Livestock farmers know that everything stands or falls with good preparation.

A preparation that starts long before the cow calves.

What is the health status on the farm, should the cows be vaccinated preventively or not?

Is the calving shed clean?

Is there more than enough colostrum in stock, (of known and good quality)?

All these (non-exhaustive) matters have a direct influence on calf vitality.

Once the calf is born, in addition to nutrition, attention is paid to good and suitable calf housing, clean, dry, draft-free with plenty of air, light and the possibility of mutual socialization.

All normal basic knowledge that every farmer knows of course.

Nutrition requires extra attention.

In addition to colostrum, it is important to make optimum use of the young growth in the calf.

Do this by means of a milk yield that is adjusted to the needs of the calf.

Well-growing calves are less vulnerable!

When it is cold, the calf needs more energy and protein to keep itself warm and still be able to grow.

The “internal furnace” has to burn more and therefore needs extra fuel.

I myself am in favor of a generous milk yield for the calves. I like to achieve maximum youth growth, it not only makes the calves stronger.


During the first 8 weeks of life after birth, the final udder quality is formed in the heifer calf.

Growth retardation in this period will always adversely affect the development of the udder tissue.

Calves show a higher daily growth with more and concentrated milk.

3x a day at least 2.5 to 3 liters of milk (depending on birth weight and age), containing 15% dry matter, and you will be positively surprised how well the calves are growing.


Know the cause of calf diarrhea and adjust prevention and treatment accordingly.

In case of calf diarrhea, it is (besides knowing the cause) important to prevent dehydration of the calf by providing electrolytes.

There is still much debate about whether or not milk feeding should be temporarily discontinued, and for how long should only be given electrolytes. Electrolytes contain too little energy to burn “the oven in the calf”.

In case of illness and / or in a cold environment, calves can suffer an energy shortage with all the consequences that entails.

Therefore, do not stop giving milk for too long. The best strategy for adding extra fluid to a calf with diarrhea is to provide and alternate milk and electrolytes in a timely manner, throughout the day.

Adding 150 to 200 ml of good quality colostrum to the milk gives the sick and weak calf extra strength.


That calf diarrhea always results from too much milk is a persistent rumor that has haunted us for many generations.

If you know the cause of diarrhea in calves, you can effectively combat it. A lot of milk per day does not stand in the way of this targeted control.

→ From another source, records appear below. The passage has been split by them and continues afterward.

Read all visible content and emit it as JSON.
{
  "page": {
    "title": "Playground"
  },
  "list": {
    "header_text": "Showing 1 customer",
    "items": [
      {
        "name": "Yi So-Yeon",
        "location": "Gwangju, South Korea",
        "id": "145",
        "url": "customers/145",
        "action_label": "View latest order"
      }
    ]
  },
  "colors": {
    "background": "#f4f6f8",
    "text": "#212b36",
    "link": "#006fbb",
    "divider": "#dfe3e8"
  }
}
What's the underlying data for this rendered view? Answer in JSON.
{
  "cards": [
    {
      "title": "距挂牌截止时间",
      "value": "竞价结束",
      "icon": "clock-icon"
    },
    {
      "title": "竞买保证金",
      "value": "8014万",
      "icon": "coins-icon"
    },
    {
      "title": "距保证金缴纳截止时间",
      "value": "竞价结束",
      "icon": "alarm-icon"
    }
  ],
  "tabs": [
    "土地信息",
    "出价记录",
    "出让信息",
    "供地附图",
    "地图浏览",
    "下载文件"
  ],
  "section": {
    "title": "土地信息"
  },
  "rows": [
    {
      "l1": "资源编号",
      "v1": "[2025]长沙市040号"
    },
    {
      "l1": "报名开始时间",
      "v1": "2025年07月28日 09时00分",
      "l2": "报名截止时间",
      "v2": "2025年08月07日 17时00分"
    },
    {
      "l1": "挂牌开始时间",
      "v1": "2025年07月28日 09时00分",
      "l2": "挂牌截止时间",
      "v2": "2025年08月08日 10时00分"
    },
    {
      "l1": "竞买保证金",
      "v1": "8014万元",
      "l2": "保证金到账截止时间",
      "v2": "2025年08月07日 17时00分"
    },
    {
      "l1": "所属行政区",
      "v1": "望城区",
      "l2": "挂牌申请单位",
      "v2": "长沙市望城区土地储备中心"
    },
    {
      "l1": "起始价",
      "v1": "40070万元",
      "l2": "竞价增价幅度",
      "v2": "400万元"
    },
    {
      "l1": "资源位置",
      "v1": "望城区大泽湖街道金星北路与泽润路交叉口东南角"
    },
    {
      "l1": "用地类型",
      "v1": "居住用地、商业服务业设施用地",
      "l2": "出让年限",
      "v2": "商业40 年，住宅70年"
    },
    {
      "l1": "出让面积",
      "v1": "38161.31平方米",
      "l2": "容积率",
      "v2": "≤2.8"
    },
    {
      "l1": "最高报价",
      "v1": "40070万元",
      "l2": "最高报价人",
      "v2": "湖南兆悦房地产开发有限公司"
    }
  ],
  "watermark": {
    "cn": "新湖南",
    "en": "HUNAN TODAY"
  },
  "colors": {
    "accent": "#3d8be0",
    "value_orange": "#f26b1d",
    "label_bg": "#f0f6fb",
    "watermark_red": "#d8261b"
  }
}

Diarrhea problems are always associated with dehydration in the calf. A calf with diarrhea can lose up to 8 liters of fluid per day. The affected calves try to limit their water loss through reduced urine excretion, but the actual water loss is caused by diarrhea. During diarrhea, the total amount of manure produced increases by about a factor of 40 compared to normal manure production. In addition to the loss of moisture, important minerals such as potassium, sodium and chlorine and nutrients such as glucose, vitamins and fatty acids are also lost.

The result: a sick, weak calf with malnutrition and an unbalanced electrolyte balance.

Administering milk and electrolytes at body temperature helps prevent further cooling of the calf.

As a result, the calf has to use less or no extra energy to "heat up" the cold liquid itself.

Sounds logical and simple, and it is.

In addition to a draft-free environment, the calf can be kept warm by thick bedding, a calf blanket or by temporarily using a heat source.